I work for that Windows company, and Windows is my OS of choice for pretty much everything I do on the desktop and in the cloud, with the only exception being VMs that I use for stuff that has to run in Linux (e.g., building yocto images for BB).
HOWEVER, for embedded stuff, I still stick with NETMF, Linux and an occasional foray into mbed.
The main reason is that there is still no analog for Docker-style (or even MFDeploy-style) in-field updates. In fact, there are a number of built-in measures against side-loading that work against you developing your own IFU mechanisms. On top of that, unless you pony up to get IoT Pro, it's simply not acceptable for your clients in the field to get updates pushed to them at the same time you are seeing those updates for the first time. You can't guarantee stability unless you can accommodate breaking changes in those updates concurrent with the update.
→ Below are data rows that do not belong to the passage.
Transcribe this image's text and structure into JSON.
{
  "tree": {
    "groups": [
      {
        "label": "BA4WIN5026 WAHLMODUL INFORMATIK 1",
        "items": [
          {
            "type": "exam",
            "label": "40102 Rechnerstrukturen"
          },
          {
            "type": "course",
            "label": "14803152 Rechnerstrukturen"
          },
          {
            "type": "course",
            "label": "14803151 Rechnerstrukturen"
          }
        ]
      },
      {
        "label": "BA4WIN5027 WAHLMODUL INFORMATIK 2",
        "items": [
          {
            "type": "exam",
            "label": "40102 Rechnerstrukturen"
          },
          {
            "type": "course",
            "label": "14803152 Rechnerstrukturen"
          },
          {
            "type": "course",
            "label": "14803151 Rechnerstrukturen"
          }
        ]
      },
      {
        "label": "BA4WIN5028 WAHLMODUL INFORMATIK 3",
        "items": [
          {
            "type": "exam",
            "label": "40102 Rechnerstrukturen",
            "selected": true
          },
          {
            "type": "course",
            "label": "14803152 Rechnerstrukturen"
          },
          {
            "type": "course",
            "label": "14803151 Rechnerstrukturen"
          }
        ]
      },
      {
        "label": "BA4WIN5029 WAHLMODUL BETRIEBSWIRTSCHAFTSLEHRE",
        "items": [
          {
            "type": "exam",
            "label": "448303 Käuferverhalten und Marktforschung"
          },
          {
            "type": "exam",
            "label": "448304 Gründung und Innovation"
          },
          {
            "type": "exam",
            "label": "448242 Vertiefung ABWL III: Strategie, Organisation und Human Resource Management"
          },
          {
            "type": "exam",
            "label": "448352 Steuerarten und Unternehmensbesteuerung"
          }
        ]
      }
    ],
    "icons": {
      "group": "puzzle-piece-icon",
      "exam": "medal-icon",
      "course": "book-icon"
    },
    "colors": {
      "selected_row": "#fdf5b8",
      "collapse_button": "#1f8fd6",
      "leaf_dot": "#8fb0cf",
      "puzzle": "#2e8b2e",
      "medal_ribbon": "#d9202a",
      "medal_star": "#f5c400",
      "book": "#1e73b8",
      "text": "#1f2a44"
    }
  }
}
There are a number of built-in impediment to starting small-but-viable with Win IoT and scaling up (you can start small, but with unacceptable restrictions) - no such impediments or buy-ins exists in the Linux world.
If we could get Docker-like containers on Win IoT and update throttling without having a big buy-in, then I'd definitely give it a second look because the tooling is otherwise superior.
I think they'll (WIn IoT) get there - they just aren't there yet.